Now that there's a place to store orders and a way to find them, we can now focus on creating them via POST.


  • Learn how to accept an incoming POST request
  • Understand how Spring converts incoming media type to objects

a. Incoming Request DTO

This step creates a DTO representing the incoming JSON for placing a coffee order.

  1. Create a new class CoffeeOrderRequest in the package.

  2. Add the following instance variables, and for each, create a getter & setter:

    • String customerName
    • String size
    • String kind
    • String creamer
  3. Create a no-arg constructor, and a constructor that takes all the arguments.

  4. Copy the test class to the package under the /src/test/java directory.

  5. Run test, which should fail with a 404 (Not Found) as there's no endpoint for POST (yet).

b. POST Mapping

Now add a method to the CoffeeOrderController to handle the POST.

  1. Create a new method that has the following signature:

    public ResponseEntity createCoffeeOrder(@RequestBody CoffeeOrderRequest coffeeOrderRequest)
  2. Create a CoffeeOrder and add a CoffeeItem from the information given in the CoffeeOrderRequest.

  3. Save the CoffeeOrder in the CoffeeOrderRepository and hold onto the returned order, which will have the id set on it.

  4. Return a created response like this:

    return ResponseEntity.created(URI.create("/api/coffee/orders/" + savedCoffeeOrder.getId())).build();
  5. Run the test. If you've done everything correctly, the test should now pass.

c. Try POSTing

Using a tool like curl, Postman, or similar, POST a creation request to the /api/coffee/orders endpoint.

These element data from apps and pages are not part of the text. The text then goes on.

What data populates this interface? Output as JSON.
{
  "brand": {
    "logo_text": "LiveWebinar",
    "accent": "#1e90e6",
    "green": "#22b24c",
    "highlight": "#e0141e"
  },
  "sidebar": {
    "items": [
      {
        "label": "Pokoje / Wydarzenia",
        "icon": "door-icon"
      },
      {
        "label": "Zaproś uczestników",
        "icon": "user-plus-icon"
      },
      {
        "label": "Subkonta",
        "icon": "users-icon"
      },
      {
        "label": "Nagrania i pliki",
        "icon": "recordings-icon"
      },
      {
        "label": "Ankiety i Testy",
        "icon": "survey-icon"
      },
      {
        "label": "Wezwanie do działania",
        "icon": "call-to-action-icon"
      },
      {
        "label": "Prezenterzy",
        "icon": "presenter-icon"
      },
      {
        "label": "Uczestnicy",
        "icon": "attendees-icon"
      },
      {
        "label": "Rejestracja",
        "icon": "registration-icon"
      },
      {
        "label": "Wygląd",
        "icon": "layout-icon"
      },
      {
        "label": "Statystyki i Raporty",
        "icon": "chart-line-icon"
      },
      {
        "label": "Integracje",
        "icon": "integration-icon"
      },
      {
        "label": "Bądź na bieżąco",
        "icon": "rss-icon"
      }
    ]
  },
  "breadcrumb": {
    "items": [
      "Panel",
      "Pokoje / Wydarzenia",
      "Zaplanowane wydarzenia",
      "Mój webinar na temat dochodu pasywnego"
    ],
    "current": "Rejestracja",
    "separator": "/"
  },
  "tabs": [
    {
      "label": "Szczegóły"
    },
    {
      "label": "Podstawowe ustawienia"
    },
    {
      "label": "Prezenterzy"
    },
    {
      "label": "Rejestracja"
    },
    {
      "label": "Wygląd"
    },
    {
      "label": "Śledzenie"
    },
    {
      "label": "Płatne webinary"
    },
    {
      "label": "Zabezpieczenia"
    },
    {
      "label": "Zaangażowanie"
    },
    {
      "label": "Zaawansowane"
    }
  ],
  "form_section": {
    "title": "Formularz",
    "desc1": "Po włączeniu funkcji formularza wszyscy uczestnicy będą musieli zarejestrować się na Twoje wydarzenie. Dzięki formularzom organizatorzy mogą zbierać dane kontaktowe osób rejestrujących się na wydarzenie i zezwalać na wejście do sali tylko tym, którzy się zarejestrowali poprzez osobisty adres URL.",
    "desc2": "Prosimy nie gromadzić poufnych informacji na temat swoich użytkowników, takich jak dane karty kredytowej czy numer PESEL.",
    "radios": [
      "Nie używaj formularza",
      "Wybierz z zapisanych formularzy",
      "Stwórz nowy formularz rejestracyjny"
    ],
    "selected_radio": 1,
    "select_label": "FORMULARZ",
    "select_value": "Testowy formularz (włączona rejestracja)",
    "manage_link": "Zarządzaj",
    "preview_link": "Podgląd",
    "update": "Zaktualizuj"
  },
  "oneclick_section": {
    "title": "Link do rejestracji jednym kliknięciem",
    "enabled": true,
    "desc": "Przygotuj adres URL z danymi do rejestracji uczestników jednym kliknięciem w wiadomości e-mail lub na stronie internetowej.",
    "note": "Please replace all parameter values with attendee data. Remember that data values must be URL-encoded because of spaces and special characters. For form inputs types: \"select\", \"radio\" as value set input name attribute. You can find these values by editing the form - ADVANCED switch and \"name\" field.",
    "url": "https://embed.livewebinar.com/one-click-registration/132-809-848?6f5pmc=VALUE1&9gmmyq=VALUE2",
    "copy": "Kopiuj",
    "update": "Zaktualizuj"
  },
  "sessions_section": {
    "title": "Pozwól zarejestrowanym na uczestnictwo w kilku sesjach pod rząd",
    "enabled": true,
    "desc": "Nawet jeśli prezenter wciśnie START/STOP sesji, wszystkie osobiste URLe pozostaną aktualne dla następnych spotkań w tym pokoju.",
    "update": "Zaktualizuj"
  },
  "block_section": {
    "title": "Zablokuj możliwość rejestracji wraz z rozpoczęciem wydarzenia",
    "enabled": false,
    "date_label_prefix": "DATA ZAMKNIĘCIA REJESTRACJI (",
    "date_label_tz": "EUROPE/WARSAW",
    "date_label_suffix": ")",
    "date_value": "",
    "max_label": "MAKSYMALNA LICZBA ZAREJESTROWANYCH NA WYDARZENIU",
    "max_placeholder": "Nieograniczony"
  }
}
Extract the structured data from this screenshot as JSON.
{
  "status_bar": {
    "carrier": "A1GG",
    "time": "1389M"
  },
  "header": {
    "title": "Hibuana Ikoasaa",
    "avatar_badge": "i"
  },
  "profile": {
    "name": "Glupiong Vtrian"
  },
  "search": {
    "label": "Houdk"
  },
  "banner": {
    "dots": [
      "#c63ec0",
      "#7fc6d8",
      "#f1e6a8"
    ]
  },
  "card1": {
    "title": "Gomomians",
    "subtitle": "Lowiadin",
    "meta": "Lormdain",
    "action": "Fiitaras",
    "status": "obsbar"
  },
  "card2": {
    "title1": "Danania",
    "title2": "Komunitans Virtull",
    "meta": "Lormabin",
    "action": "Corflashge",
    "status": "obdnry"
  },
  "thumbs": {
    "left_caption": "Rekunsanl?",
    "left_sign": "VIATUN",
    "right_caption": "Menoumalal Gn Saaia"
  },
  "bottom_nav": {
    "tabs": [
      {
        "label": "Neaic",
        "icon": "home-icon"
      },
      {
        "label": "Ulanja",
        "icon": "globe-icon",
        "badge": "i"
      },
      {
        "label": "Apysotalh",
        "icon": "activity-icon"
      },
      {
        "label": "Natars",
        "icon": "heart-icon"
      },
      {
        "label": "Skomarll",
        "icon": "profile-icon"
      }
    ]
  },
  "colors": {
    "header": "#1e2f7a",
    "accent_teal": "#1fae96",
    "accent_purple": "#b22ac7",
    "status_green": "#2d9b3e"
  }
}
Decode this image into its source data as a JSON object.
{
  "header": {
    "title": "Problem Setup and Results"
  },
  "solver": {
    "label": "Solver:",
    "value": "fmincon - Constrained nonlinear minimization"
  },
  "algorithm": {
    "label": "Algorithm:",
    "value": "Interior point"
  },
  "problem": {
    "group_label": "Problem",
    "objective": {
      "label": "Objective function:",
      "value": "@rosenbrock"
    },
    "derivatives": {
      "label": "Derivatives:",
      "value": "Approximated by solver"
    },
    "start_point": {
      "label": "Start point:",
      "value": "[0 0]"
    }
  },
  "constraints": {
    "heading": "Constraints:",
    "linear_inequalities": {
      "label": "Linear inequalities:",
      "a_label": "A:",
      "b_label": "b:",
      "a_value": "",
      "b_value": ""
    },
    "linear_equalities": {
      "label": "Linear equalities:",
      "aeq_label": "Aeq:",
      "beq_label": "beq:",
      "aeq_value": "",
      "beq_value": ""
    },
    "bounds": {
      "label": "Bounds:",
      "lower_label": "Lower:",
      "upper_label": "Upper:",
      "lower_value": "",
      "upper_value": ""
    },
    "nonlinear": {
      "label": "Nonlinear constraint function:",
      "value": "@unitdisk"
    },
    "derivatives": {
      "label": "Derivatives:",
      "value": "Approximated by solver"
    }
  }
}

Don't forget to set the Accept and Content-Type headers to application/json.

The JSON to send would look like:

{"customerName":"Post","size":"large","kind":"latte","creamer":"soy milk"}

The POST request will return a Location: header containing the URI that you can GET to see the created order.